The name of the plug-in is StartAut, because it is based on Starter.c
that is part of the AcroSDK. It was done using ATL (the ActiveX Template
Library). It does not use MFC. This proof-of-concept plug-in implements
a single object, "StartApp", and that object implements a single method,
"HelloWorld", which returns a string.
The subfolder "Test" contains a VB5 project that you can use to test the plug-in.
Since what we are doing is adding Automation capabilities to a plug-in,
which is not an executable, the way to access it from an Automation
controller is by first instantiating Acrobat, i.e.
CreateObject("AcroExch.App"), and then you can instantiate the object
exposed by the plug-in, in this example
CreateObject("StartApp.StartApp"). This is all demonstrated by the VB5
Also, registration is done every time that the plug-in gets loaded by
Acrobat, which means that you have to run Acrobat at least once with the
Start32.api in the plug_ins folder, before any controller will find it.
In your own plug-in, you may choose instead to do the registration from
within your installer.

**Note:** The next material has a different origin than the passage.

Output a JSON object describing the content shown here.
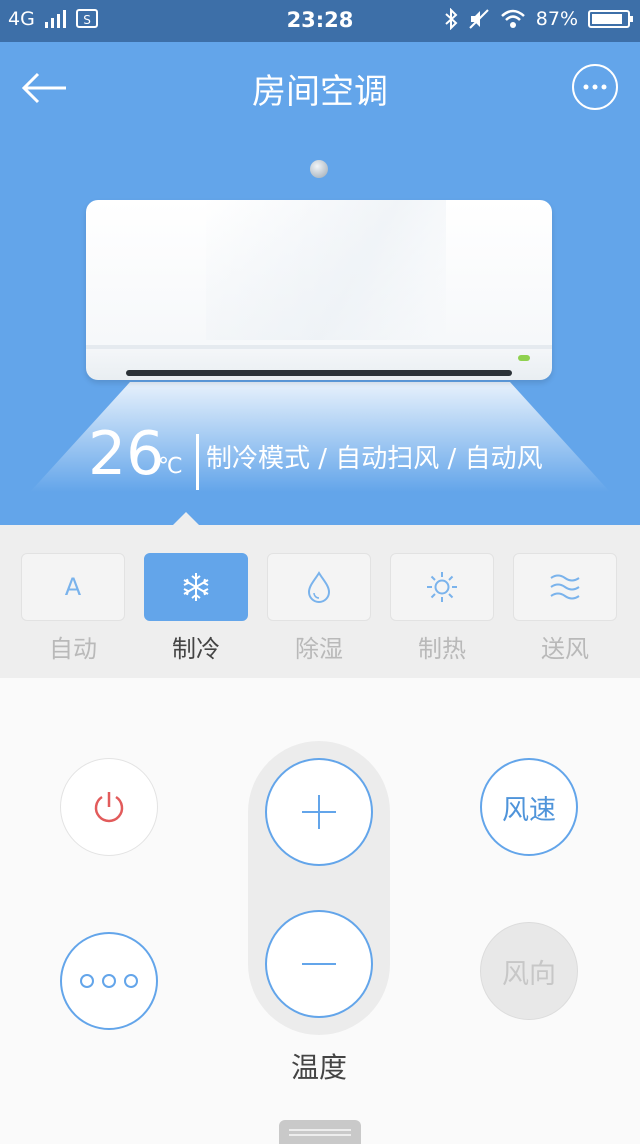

The StartAut project uses PiMain.c, which is assumed to be in the
\pisdk\win directory. The project assumes that the rest of the files are
located in \Pub\Automate.
You will need to unzip the entire project into an Automate folder, and then unzip each of the embedded zipfiles into the folders StartAut, Test, and Win32. The project file can be found within the Win32 folder.
OK, so you want to stamp your document. Maybe you need to give reviewers some advice about the document's status or sensitivity. This tip from author Ted Padova demonstrates how to add stamps with the Stamp Tool along with related comments.